* **EXERCISE**
Please copy out the entries exactly, skipping any pictures.

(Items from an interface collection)
..........

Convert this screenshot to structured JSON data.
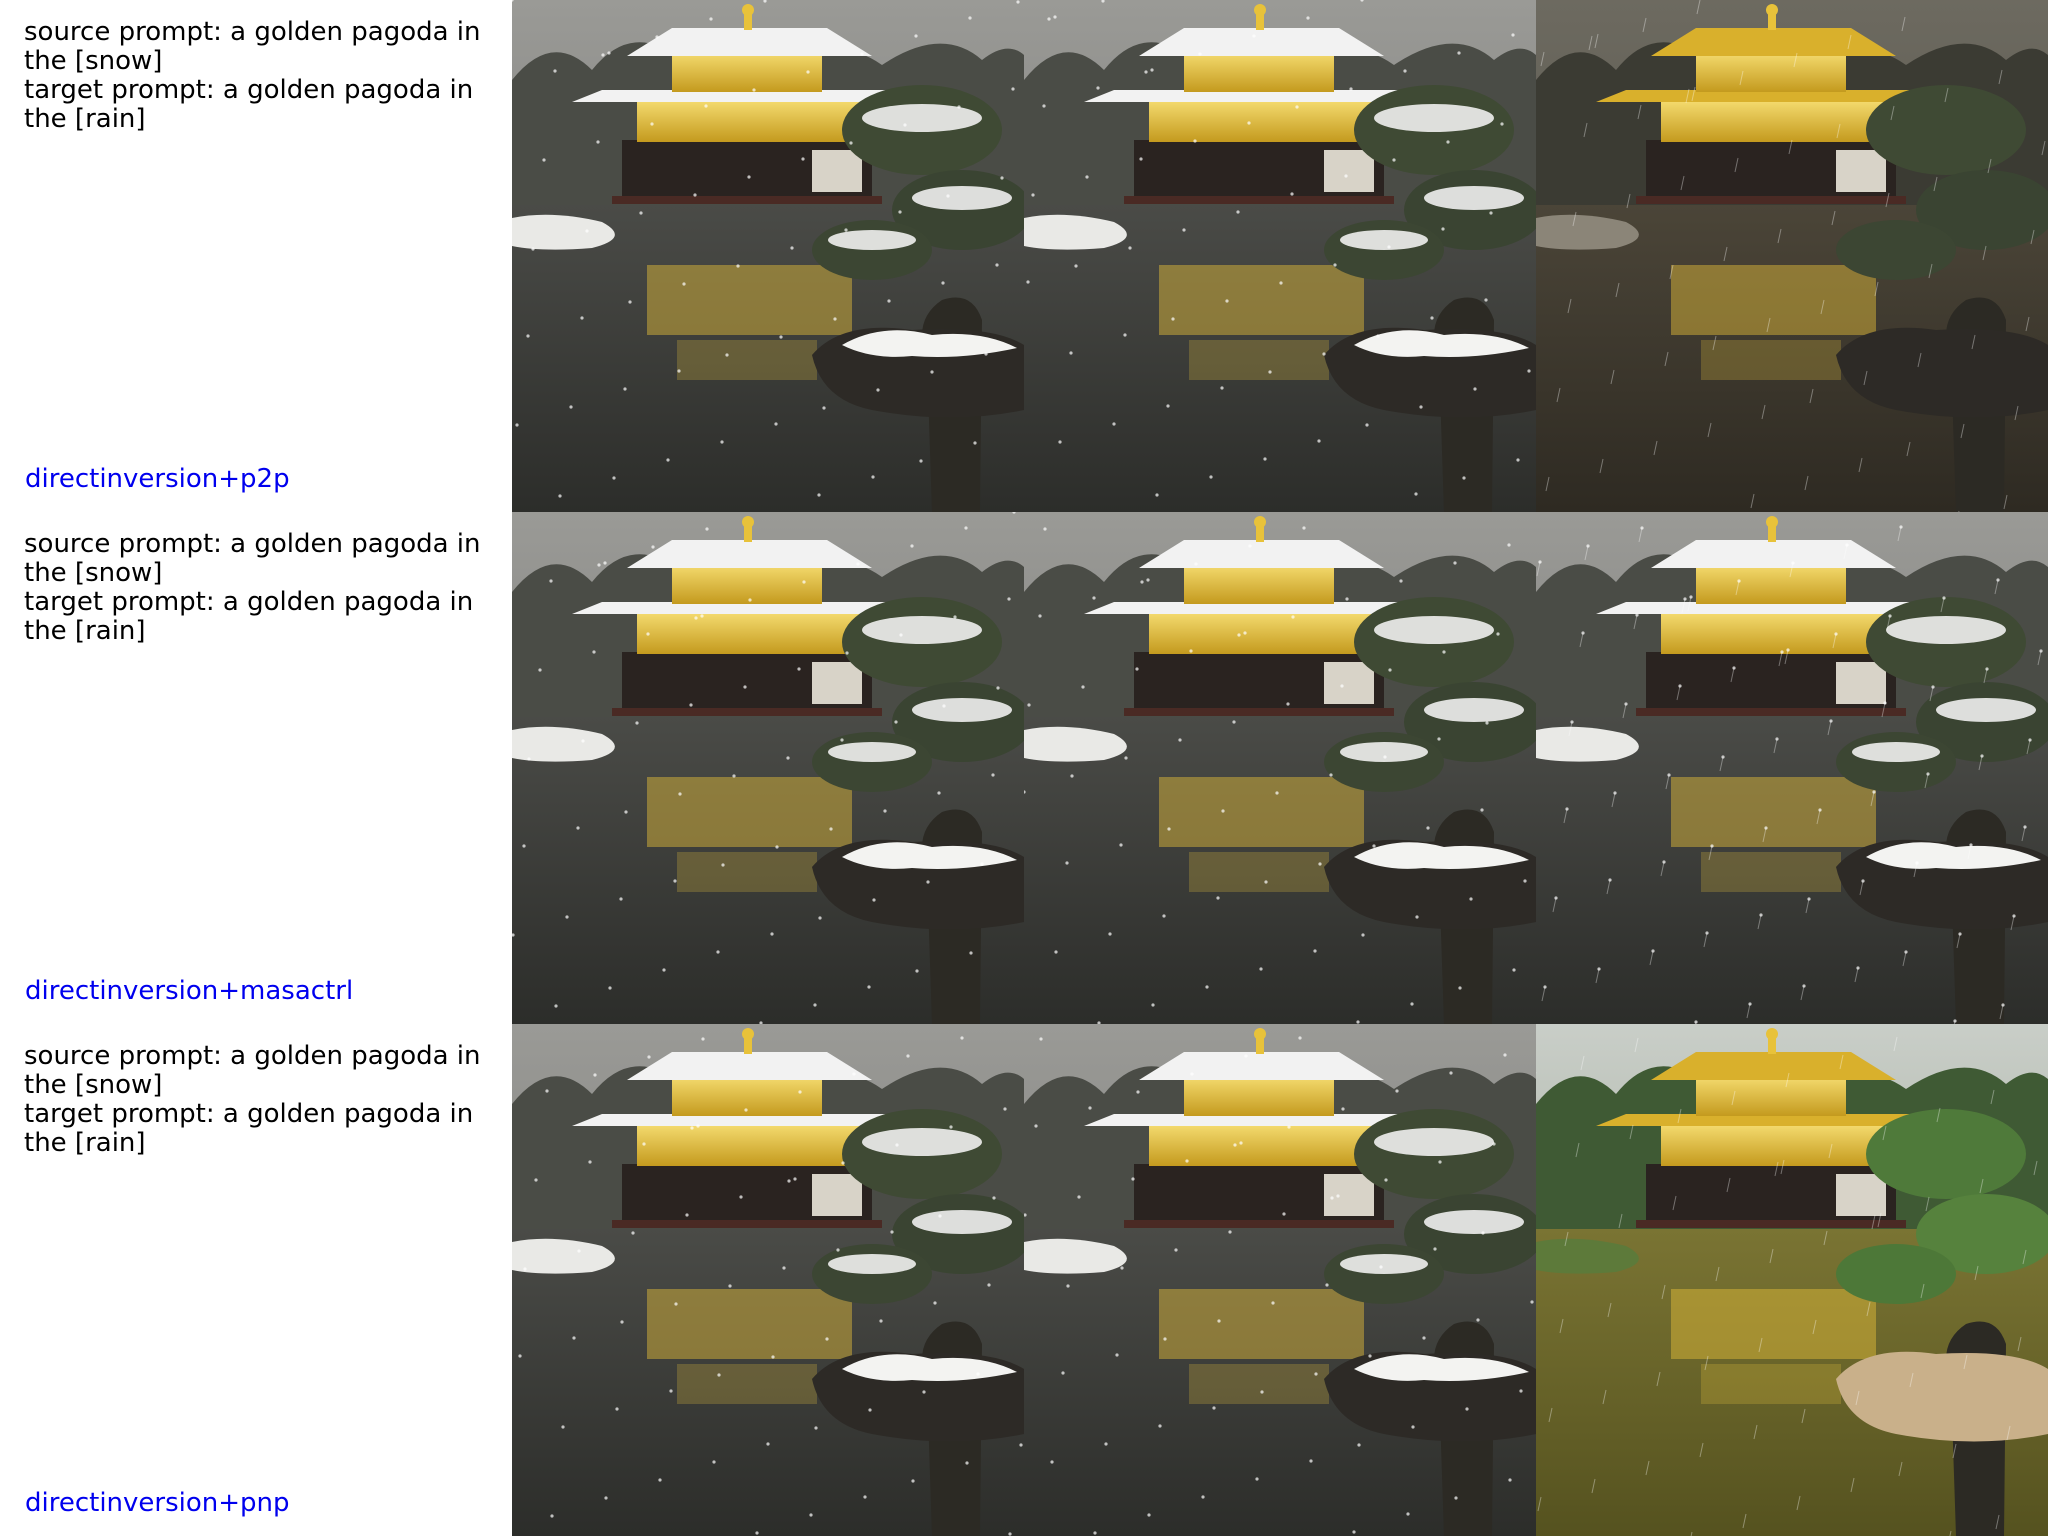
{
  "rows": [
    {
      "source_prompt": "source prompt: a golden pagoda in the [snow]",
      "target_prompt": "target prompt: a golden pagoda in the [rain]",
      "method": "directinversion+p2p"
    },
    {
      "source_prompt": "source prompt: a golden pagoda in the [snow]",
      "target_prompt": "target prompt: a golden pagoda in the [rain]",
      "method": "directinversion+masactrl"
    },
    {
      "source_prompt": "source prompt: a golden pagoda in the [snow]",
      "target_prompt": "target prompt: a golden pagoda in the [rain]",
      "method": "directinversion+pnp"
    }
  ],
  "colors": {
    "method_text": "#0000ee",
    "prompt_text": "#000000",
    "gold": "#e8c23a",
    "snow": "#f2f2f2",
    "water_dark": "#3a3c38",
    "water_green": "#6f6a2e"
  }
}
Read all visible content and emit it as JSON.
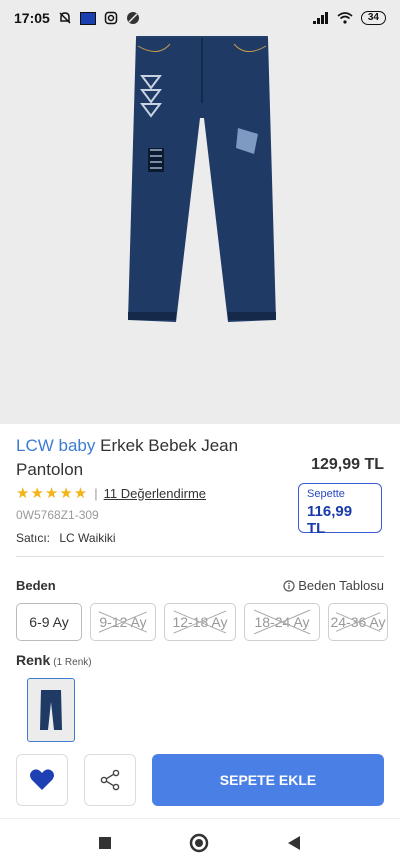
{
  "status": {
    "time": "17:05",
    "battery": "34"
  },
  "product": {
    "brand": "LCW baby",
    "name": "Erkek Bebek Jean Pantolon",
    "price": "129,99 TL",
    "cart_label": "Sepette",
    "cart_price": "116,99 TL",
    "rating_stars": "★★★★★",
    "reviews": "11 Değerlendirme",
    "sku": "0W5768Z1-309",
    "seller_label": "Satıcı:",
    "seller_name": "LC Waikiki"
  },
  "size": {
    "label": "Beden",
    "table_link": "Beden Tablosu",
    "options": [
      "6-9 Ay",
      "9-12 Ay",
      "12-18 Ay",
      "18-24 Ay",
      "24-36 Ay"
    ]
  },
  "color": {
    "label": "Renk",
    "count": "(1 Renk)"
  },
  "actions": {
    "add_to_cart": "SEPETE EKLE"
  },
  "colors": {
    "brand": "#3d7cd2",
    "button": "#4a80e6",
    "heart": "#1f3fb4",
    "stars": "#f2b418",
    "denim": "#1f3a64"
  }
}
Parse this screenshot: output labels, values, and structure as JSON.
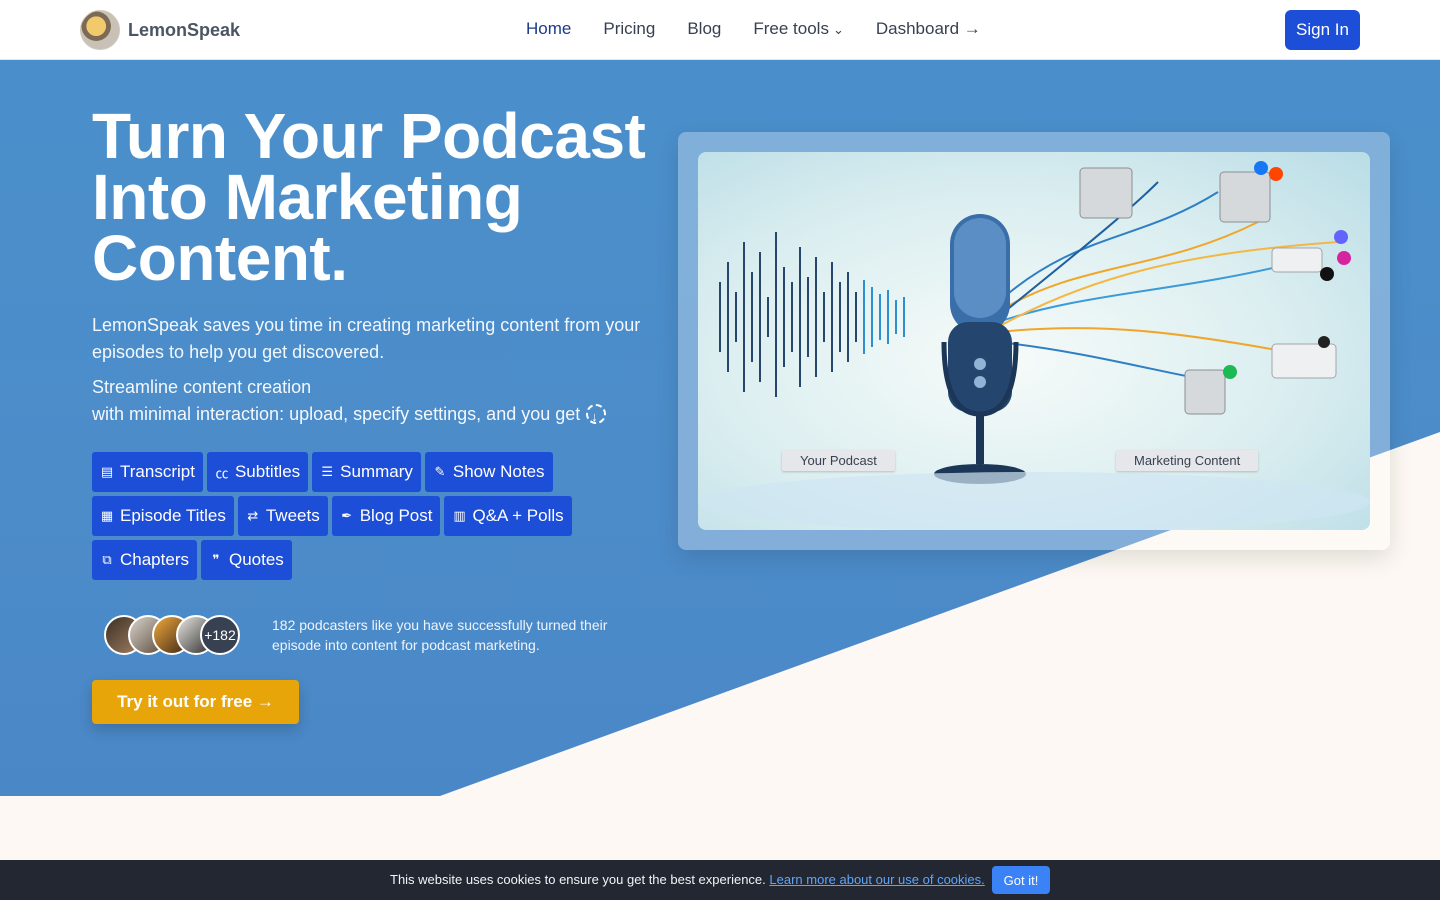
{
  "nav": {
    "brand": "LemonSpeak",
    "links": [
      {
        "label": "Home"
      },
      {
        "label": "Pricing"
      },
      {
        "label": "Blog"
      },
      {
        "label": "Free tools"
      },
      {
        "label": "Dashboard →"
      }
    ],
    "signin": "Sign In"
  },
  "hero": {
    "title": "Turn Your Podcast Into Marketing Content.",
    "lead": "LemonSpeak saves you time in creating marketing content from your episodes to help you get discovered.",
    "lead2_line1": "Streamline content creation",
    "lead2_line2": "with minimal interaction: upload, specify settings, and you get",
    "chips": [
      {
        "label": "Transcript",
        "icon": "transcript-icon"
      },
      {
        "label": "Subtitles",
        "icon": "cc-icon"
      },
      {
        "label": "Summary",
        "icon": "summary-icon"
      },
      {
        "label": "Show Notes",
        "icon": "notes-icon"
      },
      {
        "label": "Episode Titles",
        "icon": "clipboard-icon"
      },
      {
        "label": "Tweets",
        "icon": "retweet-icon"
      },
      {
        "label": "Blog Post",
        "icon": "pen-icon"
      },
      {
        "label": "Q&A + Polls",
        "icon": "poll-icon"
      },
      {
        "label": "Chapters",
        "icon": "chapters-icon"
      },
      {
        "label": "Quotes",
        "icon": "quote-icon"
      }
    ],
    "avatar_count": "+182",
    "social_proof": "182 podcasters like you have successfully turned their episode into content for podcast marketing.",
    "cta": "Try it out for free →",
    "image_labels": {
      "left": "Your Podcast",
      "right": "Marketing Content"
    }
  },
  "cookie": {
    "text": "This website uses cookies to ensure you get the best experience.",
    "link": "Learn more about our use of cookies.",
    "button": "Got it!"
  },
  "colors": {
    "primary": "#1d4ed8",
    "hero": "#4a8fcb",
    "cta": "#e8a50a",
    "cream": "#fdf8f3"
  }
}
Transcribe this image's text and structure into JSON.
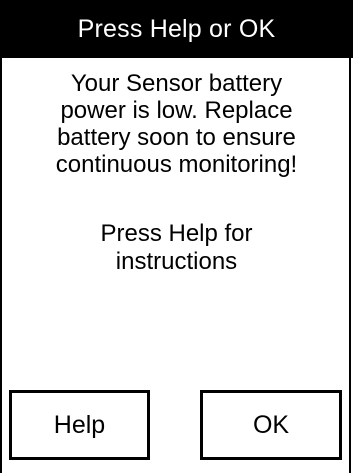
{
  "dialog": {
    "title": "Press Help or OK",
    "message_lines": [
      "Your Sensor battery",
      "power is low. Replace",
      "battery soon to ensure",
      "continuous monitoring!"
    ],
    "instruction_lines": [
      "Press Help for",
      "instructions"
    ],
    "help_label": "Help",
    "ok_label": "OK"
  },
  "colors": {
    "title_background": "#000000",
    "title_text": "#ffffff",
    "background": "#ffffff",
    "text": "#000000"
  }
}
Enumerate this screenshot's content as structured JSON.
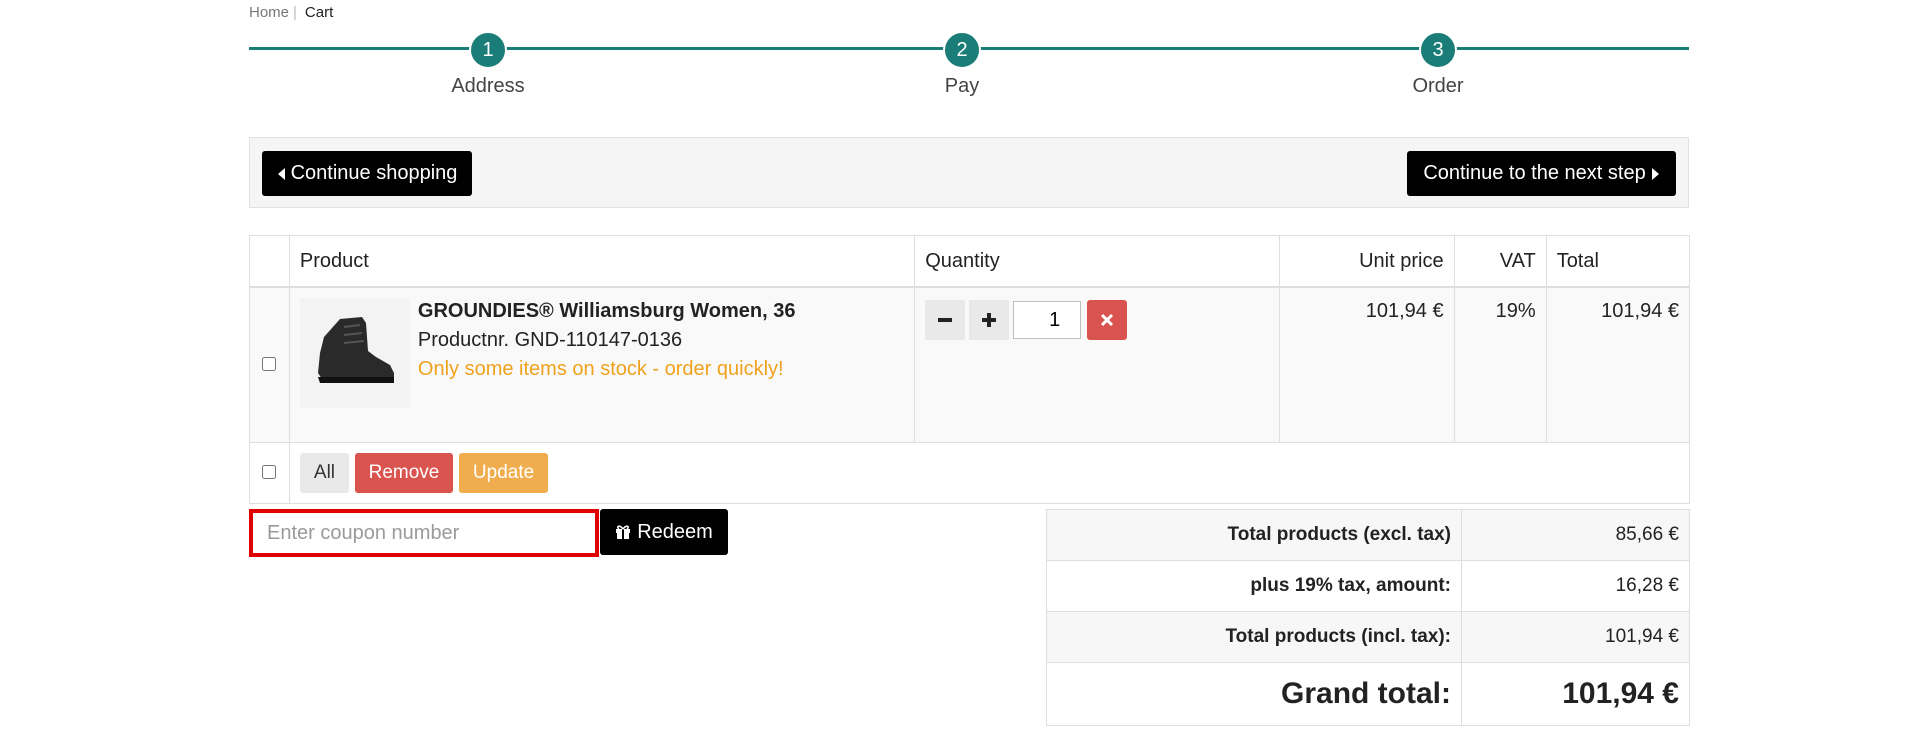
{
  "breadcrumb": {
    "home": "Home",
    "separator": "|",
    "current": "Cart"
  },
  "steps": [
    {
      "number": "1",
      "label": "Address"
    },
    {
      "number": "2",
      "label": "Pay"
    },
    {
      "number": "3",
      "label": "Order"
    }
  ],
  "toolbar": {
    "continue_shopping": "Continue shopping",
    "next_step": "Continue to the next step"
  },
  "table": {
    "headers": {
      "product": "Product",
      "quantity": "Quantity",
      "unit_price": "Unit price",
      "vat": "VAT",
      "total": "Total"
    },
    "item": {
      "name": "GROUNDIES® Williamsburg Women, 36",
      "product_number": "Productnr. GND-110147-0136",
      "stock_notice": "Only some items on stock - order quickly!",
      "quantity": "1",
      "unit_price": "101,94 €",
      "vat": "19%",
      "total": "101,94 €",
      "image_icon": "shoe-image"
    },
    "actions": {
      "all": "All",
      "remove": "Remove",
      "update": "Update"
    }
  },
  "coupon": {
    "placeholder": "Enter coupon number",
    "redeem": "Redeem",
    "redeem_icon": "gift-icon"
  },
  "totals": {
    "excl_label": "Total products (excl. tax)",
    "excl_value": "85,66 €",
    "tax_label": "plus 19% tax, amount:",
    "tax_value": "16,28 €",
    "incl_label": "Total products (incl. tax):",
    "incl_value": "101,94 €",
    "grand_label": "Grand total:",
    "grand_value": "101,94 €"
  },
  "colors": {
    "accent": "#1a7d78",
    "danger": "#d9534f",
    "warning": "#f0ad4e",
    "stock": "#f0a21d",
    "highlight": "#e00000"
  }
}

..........

* **RESULT BELOW**
Convert this screenshot to structured JSON data.
{
  "rows": [
    {
      "source_prompt": "source prompt: a golden pagoda in the [snow]",
      "target_prompt": "target prompt: a golden pagoda in the [rain]",
      "method": "directinversion+p2p"
    },
    {
      "source_prompt": "source prompt: a golden pagoda in the [snow]",
      "target_prompt": "target prompt: a golden pagoda in the [rain]",
      "method": "directinversion+masactrl"
    },
    {
      "source_prompt": "source prompt: a golden pagoda in the [snow]",
      "target_prompt": "target prompt: a golden pagoda in the [rain]",
      "method": "directinversion+pnp"
    }
  ],
  "colors": {
    "method_text": "#0000ee",
    "prompt_text": "#000000",
    "gold": "#e8c23a",
    "snow": "#f2f2f2",
    "water_dark": "#3a3c38",
    "water_green": "#6f6a2e"
  }
}
Read all visible content and emit it as JSON.
{
  "status": {
    "time": "17:05",
    "battery": "34"
  },
  "product": {
    "brand": "LCW baby",
    "name": "Erkek Bebek Jean Pantolon",
    "price": "129,99 TL",
    "cart_label": "Sepette",
    "cart_price": "116,99 TL",
    "rating_stars": "★★★★★",
    "reviews": "11 Değerlendirme",
    "sku": "0W5768Z1-309",
    "seller_label": "Satıcı:",
    "seller_name": "LC Waikiki"
  },
  "size": {
    "label": "Beden",
    "table_link": "Beden Tablosu",
    "options": [
      "6-9 Ay",
      "9-12 Ay",
      "12-18 Ay",
      "18-24 Ay",
      "24-36 Ay"
    ]
  },
  "color": {
    "label": "Renk",
    "count": "(1 Renk)"
  },
  "actions": {
    "add_to_cart": "SEPETE EKLE"
  },
  "colors": {
    "brand": "#3d7cd2",
    "button": "#4a80e6",
    "heart": "#1f3fb4",
    "stars": "#f2b418",
    "denim": "#1f3a64"
  }
}
Parse this screenshot: output labels, values, and structure as JSON.
{
  "nav": {
    "brand": "LemonSpeak",
    "links": [
      {
        "label": "Home"
      },
      {
        "label": "Pricing"
      },
      {
        "label": "Blog"
      },
      {
        "label": "Free tools"
      },
      {
        "label": "Dashboard →"
      }
    ],
    "signin": "Sign In"
  },
  "hero": {
    "title": "Turn Your Podcast Into Marketing Content.",
    "lead": "LemonSpeak saves you time in creating marketing content from your episodes to help you get discovered.",
    "lead2_line1": "Streamline content creation",
    "lead2_line2": "with minimal interaction: upload, specify settings, and you get",
    "chips": [
      {
        "label": "Transcript",
        "icon": "transcript-icon"
      },
      {
        "label": "Subtitles",
        "icon": "cc-icon"
      },
      {
        "label": "Summary",
        "icon": "summary-icon"
      },
      {
        "label": "Show Notes",
        "icon": "notes-icon"
      },
      {
        "label": "Episode Titles",
        "icon": "clipboard-icon"
      },
      {
        "label": "Tweets",
        "icon": "retweet-icon"
      },
      {
        "label": "Blog Post",
        "icon": "pen-icon"
      },
      {
        "label": "Q&A + Polls",
        "icon": "poll-icon"
      },
      {
        "label": "Chapters",
        "icon": "chapters-icon"
      },
      {
        "label": "Quotes",
        "icon": "quote-icon"
      }
    ],
    "avatar_count": "+182",
    "social_proof": "182 podcasters like you have successfully turned their episode into content for podcast marketing.",
    "cta": "Try it out for free →",
    "image_labels": {
      "left": "Your Podcast",
      "right": "Marketing Content"
    }
  },
  "cookie": {
    "text": "This website uses cookies to ensure you get the best experience.",
    "link": "Learn more about our use of cookies.",
    "button": "Got it!"
  },
  "colors": {
    "primary": "#1d4ed8",
    "hero": "#4a8fcb",
    "cta": "#e8a50a",
    "cream": "#fdf8f3"
  }
}
Transcribe this image's text and structure into JSON.
{
  "dialog": {
    "title": "Press Help or OK",
    "message_lines": [
      "Your Sensor battery",
      "power is low. Replace",
      "battery soon to ensure",
      "continuous monitoring!"
    ],
    "instruction_lines": [
      "Press Help for",
      "instructions"
    ],
    "help_label": "Help",
    "ok_label": "OK"
  },
  "colors": {
    "title_background": "#000000",
    "title_text": "#ffffff",
    "background": "#ffffff",
    "text": "#000000"
  }
}
Enumerate this screenshot's content as structured JSON.
{
  "breadcrumb": {
    "home": "Home",
    "separator": "|",
    "current": "Cart"
  },
  "steps": [
    {
      "number": "1",
      "label": "Address"
    },
    {
      "number": "2",
      "label": "Pay"
    },
    {
      "number": "3",
      "label": "Order"
    }
  ],
  "toolbar": {
    "continue_shopping": "Continue shopping",
    "next_step": "Continue to the next step"
  },
  "table": {
    "headers": {
      "product": "Product",
      "quantity": "Quantity",
      "unit_price": "Unit price",
      "vat": "VAT",
      "total": "Total"
    },
    "item": {
      "name": "GROUNDIES® Williamsburg Women, 36",
      "product_number": "Productnr. GND-110147-0136",
      "stock_notice": "Only some items on stock - order quickly!",
      "quantity": "1",
      "unit_price": "101,94 €",
      "vat": "19%",
      "total": "101,94 €",
      "image_icon": "shoe-image"
    },
    "actions": {
      "all": "All",
      "remove": "Remove",
      "update": "Update"
    }
  },
  "coupon": {
    "placeholder": "Enter coupon number",
    "redeem": "Redeem",
    "redeem_icon": "gift-icon"
  },
  "totals": {
    "excl_label": "Total products (excl. tax)",
    "excl_value": "85,66 €",
    "tax_label": "plus 19% tax, amount:",
    "tax_value": "16,28 €",
    "incl_label": "Total products (incl. tax):",
    "incl_value": "101,94 €",
    "grand_label": "Grand total:",
    "grand_value": "101,94 €"
  },
  "colors": {
    "accent": "#1a7d78",
    "danger": "#d9534f",
    "warning": "#f0ad4e",
    "stock": "#f0a21d",
    "highlight": "#e00000"
  }
}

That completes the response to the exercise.